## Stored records
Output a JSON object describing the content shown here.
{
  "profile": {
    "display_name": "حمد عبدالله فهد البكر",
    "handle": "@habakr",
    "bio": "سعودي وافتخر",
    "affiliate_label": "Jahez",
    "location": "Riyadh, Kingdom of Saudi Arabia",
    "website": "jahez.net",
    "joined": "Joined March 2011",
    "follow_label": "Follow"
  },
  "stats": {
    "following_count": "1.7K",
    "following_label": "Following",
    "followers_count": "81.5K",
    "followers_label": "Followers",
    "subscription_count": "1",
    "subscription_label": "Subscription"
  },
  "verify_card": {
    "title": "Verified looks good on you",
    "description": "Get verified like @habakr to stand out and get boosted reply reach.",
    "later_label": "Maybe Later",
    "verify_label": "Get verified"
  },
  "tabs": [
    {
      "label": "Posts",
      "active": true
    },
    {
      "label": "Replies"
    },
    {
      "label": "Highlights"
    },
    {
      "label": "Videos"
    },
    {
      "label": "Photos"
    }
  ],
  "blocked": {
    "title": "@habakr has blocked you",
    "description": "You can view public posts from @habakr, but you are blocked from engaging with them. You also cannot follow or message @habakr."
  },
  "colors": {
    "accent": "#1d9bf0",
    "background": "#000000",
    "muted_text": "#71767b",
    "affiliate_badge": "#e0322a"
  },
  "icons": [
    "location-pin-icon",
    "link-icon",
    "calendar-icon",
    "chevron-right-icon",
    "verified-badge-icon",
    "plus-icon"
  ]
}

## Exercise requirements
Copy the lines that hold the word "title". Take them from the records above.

## Solution to this problem
    "title": "Verified looks good on you",
    "title": "@habakr has blocked you",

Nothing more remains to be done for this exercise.